On August 15, 2013, the U.S. Food and Drug Administration (F.D.A.) issued a safety announcement advising the public that manufacturers of fluoroquinolone drugs are required to change drug labels to provide a more adequate warning to patients of the risk of permanent nerve damage that may be associated with taking these kinds of drugs. This risk of peripheral neuropathy, or permanent nerve damage, is associated only with fluoroquinolone drugs taken orally or by injection.
What is peripheral neuropathy?
According to the safety announcement, the change to fluoroquinolone drug labels will better reflect the serious and potentially permanent risk of peripheral neuropathy that has been associated with taking these medications. Peripheral neuropathy is a severe type of nerve damage that can occur in the arms or legs. Symptoms of this nerve disorder include numbness, tingling, pain, burning, weakness and change in sensation to touch. Patients taking fluoroquinolone drugs can develop peripheral neuropathy at any time while taking the drug, and perhaps more alarmingly, can continue to suffer permanent nerve damage even after having stopped taking these types of drugs.
Why are fluoroquinolone drugs prescribed?
Fluoroquinolones are a class of antibiotics prescribed to treat or prevent certain bacterial infections. Examples of fluoroquinolone drugs currently on the market include Levaquin (levofloxacin), Cipro (ciprofloxacin), Avelox (moxifloxacin), Noroxin (norfloxacin), Floxin (ofloxacin) and Factive (gemifloxacin). According to the FDA, approximately 21 million patients in the U.S. received a prescription for an oral fluoroquinolone medication in 2011 alone.

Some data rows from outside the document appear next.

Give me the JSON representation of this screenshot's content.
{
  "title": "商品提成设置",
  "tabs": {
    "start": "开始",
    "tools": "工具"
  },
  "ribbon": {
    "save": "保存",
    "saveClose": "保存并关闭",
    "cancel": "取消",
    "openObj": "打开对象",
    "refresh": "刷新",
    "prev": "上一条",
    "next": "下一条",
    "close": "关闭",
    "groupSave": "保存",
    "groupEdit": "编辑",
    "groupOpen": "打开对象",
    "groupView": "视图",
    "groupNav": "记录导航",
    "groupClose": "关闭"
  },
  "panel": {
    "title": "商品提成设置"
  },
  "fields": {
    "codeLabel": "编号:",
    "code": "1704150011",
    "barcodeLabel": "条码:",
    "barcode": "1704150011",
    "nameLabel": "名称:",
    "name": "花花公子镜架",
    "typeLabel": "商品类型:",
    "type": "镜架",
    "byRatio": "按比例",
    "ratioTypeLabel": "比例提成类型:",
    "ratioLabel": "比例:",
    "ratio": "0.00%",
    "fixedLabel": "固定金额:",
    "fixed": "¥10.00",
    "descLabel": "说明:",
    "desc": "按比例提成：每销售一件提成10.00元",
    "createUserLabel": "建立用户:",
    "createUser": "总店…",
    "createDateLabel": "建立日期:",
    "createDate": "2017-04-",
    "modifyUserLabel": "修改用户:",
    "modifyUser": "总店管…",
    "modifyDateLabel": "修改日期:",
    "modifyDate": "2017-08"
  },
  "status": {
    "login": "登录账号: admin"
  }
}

What should I do if I have taken an oral or injectable fluoroquinolone medication?
Patients who have taken an oral or injectable fluoroquinolone drug are advised to contact their health care provider immediately if they experience any adverse or worrisome symptom while taking these types of drugs. The FDA also recommends that anyone taking these types of medications carefully read the medication guide that accompanies the fluoroquinolone prescription. Finally, patients who do experience adverse symptoms while taking an oral and/or injectable fluoroquinolone drug are asked to report this to the FDA’s MedWatch program as well as to their doctors.
Is the FDA’s warning about peripheral neuropathy new?
The FDA has warned the public in the past about the risk of nerve damage associated with taking oral and/or injectable fluoroquinolone drugs. In 2004, the risk of peripheral neuropathy was added to the “Warnings and Precautions” sections of medication labels for all oral and/or injectable fluoroquinolone medications, as well as to the medication guides for these drugs.
Unfortunately, the FDA continued to receive adverse event reports detailing a high incidence of peripheral neuropathy cases associated with taking fluoroquinolone drugs. Therefore, the agency found it necessary to describe in further detail “the potential rapid onset and risk of permanence” of peripheral neuropathy that can be associated with taking fluoroquinolone medications.
In other words, the new warnings require fluoroquinolone drug manufacturers to advise patients that peripheral neuropathy is not only a possible adverse effect, but also that it can appear rapidly and it can develop into a permanent condition.
See the F.D.A. Safety Communication: